Teaching in Thailand

How to sum up the people of Krabi… Suffice to say I have never walked more than 200m with shopping bags without a smiling person on a scooter pulling over to insist on giving me a lift. If I get a flat tyre, my bike is often quite literally taken out of my hands to be pushed to the nearest bike shop. This took me a while to get used to… In South Africa, someone trying to take away my vehicle would get a shot of pepper spray in the face while I called the police! South Africa is a beautiful and special place but it is also deeply divided by poverty and crime, with too many people having to live in circumstances that are not of their choosing. This can make for a suspicious society.

Despite the differences, South Africa and Thailand have a key thing in common: Ubuntu. Ubuntu loosely translates to ‘the spirit of togetherness’ but its more than that. It’s the idea that society is one and compassion for others should be non-negotiable. I feel Ubuntu in Thailand and I think that is what helped me feel at home here so quickly.

There is a lady who owns a small restaurant near where I live and I feel she epitomises this perfectly. Her name is Tham and, apart from being an amazing cook, she always goes the extra mile to make sure I feel welcomed. In broken Thai and English, we swap smiles, enquire about other’s lives and, despite knowing very little about each other, try to brighten each other’s days. I think she is simply wonderful and highly recommend her restaurant for good quality, home cooked Thai food.

My time in Thailand has taught me so much about myself, not least that I can carry anything and everything I could ever want to transport on a scooter! But my most treasured memories will always be of when people have allowed me into their worlds. Above all, I will treasure my multilingual, multicultural students who inspire me daily and have taught me far more than I could ever teach them.

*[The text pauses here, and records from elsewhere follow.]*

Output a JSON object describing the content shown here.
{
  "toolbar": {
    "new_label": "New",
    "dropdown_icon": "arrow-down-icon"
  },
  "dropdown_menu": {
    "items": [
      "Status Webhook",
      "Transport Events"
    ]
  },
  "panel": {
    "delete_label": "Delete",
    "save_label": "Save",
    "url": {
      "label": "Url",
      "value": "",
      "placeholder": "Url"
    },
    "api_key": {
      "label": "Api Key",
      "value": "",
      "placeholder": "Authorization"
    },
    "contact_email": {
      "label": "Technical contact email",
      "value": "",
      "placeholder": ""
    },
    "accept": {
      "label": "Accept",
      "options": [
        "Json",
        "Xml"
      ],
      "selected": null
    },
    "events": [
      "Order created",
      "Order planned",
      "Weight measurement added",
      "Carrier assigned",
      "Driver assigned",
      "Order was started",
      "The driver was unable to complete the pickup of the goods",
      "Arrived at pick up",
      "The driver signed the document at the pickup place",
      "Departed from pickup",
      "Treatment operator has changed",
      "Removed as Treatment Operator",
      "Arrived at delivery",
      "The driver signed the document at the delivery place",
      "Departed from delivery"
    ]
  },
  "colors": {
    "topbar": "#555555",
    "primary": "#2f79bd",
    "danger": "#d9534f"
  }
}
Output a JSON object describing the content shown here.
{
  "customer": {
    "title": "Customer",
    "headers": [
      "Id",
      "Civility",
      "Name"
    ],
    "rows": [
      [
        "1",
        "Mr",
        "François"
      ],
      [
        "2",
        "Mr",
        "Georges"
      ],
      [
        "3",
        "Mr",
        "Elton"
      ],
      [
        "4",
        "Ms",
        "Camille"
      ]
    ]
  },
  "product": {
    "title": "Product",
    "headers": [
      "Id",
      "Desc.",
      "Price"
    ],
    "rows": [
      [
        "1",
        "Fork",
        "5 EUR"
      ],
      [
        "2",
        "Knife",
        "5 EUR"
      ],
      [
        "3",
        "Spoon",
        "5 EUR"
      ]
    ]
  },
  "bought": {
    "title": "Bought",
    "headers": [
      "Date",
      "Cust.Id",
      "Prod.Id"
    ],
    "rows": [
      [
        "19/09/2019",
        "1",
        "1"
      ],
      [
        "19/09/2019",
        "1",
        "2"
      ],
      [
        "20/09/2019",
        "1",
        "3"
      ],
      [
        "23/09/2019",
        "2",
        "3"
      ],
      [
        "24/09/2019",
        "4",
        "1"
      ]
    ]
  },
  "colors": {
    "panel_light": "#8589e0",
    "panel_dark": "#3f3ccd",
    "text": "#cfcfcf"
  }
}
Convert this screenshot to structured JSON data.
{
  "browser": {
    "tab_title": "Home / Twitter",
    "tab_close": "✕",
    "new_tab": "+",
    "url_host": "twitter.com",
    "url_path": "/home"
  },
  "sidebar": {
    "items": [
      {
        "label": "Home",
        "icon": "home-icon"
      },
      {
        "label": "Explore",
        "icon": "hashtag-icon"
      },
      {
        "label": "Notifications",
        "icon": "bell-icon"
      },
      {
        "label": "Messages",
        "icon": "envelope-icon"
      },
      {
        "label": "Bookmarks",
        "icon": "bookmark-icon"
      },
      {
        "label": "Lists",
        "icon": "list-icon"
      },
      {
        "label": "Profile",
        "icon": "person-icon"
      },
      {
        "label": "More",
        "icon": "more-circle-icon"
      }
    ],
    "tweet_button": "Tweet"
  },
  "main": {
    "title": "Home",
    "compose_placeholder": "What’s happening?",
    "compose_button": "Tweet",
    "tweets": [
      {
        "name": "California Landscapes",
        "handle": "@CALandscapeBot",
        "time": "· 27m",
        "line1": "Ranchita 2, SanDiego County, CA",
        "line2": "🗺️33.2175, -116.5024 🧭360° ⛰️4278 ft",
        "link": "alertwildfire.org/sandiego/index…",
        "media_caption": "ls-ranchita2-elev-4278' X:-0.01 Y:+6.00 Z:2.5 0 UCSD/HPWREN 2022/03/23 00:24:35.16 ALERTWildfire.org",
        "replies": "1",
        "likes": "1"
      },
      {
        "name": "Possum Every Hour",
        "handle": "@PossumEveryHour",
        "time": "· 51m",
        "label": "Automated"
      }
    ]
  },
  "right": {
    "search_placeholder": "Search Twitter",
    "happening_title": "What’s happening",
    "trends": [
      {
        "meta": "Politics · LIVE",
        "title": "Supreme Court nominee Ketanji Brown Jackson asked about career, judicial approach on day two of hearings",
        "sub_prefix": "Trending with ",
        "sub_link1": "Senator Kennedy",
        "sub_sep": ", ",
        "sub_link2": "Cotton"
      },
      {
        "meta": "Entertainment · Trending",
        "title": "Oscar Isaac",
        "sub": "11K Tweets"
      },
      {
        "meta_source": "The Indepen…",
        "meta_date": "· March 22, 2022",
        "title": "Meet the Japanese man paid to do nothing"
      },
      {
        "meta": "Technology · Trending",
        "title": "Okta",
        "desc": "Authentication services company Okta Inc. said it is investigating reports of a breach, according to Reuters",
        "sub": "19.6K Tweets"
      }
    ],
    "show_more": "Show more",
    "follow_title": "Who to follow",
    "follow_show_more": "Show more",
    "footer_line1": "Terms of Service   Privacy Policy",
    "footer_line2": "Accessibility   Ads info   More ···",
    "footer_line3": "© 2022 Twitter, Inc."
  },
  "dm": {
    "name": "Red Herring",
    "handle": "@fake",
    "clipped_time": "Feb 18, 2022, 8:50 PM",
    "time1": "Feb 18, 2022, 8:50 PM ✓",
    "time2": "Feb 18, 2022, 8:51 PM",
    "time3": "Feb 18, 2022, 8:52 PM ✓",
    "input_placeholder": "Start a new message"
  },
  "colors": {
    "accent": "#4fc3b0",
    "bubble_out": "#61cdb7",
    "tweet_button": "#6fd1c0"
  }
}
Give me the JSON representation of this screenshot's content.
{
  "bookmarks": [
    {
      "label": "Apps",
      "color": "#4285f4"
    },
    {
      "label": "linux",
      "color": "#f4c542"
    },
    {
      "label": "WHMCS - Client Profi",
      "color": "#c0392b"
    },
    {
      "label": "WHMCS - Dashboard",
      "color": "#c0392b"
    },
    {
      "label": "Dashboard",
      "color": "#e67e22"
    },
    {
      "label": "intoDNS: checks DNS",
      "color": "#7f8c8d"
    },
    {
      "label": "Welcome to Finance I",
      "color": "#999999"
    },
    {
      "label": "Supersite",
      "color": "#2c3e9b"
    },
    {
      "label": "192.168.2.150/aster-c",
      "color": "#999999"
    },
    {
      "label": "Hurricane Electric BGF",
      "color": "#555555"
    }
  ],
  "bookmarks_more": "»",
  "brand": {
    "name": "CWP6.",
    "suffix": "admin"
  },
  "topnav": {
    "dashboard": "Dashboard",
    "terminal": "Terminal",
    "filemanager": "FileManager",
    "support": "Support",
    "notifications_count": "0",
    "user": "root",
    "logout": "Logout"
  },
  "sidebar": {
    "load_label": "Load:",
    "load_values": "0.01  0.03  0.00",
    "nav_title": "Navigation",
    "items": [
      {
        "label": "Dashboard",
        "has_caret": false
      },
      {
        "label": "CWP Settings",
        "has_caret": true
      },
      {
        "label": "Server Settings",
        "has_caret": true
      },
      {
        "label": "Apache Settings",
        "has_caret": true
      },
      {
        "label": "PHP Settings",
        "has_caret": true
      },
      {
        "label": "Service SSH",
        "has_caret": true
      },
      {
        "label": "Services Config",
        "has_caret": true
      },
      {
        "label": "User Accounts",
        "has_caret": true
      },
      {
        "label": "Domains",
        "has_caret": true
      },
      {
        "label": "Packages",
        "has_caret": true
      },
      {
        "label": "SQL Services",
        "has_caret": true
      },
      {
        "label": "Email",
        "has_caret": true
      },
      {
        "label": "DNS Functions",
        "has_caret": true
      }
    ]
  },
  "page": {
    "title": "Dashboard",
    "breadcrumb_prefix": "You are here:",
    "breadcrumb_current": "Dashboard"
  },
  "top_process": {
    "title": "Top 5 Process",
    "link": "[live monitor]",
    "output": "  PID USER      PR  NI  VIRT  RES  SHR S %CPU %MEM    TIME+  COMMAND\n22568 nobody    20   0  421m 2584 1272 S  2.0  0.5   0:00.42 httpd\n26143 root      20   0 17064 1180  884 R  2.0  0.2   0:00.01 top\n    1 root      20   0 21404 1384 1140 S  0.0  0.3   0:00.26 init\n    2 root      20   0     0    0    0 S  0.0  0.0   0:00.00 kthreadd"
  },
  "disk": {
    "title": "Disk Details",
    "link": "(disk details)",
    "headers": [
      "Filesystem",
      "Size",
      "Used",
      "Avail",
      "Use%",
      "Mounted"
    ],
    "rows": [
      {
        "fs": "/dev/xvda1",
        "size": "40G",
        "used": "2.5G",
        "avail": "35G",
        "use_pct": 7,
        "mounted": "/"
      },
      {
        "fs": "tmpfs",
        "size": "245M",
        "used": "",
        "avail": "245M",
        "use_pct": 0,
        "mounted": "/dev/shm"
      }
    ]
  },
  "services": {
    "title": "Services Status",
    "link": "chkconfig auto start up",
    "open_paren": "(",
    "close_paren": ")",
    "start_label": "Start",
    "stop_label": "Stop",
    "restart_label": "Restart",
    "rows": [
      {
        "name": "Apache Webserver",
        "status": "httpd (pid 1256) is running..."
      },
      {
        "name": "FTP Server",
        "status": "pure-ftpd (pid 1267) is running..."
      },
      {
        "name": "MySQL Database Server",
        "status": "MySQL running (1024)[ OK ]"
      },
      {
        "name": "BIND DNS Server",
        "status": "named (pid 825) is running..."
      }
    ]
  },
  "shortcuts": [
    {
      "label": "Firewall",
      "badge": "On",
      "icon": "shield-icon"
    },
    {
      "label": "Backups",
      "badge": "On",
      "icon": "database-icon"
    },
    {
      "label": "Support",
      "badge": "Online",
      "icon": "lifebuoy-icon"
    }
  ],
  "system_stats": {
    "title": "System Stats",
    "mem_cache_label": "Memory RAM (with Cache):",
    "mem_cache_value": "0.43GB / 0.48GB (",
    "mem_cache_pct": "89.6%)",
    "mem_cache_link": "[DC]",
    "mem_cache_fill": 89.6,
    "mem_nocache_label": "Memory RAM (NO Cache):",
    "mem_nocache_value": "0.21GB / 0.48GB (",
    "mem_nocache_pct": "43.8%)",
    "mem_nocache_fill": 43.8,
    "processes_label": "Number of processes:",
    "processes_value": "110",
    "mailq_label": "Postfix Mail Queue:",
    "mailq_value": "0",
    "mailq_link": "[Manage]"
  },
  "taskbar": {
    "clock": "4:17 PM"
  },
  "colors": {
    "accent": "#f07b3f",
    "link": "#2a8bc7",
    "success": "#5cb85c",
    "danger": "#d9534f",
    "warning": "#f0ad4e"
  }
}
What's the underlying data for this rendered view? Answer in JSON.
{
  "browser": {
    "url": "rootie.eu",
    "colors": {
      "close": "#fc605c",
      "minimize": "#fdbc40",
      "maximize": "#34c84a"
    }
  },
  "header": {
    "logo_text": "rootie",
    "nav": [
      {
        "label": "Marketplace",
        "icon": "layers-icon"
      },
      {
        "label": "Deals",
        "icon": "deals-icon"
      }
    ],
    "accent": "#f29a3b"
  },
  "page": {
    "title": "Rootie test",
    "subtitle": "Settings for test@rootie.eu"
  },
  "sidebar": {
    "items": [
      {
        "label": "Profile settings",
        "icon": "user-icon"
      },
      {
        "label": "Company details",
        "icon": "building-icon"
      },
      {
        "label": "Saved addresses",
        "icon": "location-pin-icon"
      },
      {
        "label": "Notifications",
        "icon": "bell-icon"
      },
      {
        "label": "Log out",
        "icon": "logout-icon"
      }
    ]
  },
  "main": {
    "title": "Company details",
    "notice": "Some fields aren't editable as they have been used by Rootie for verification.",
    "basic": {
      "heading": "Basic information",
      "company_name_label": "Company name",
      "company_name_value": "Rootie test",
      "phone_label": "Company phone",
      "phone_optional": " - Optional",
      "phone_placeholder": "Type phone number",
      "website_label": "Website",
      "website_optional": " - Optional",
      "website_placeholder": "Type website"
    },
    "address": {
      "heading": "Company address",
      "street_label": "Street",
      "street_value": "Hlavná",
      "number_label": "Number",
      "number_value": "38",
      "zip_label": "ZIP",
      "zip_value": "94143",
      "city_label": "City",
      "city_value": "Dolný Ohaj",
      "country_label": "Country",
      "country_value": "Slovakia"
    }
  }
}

If you are ever for a moment thinking ‘why should I travel?’, do it. Even if it’s just for this one reason: Once you live, eat, worship and dance alongside people of different colours and cultures, it is truly impossible to pretend that they are any different from you.

Teaching in Thailand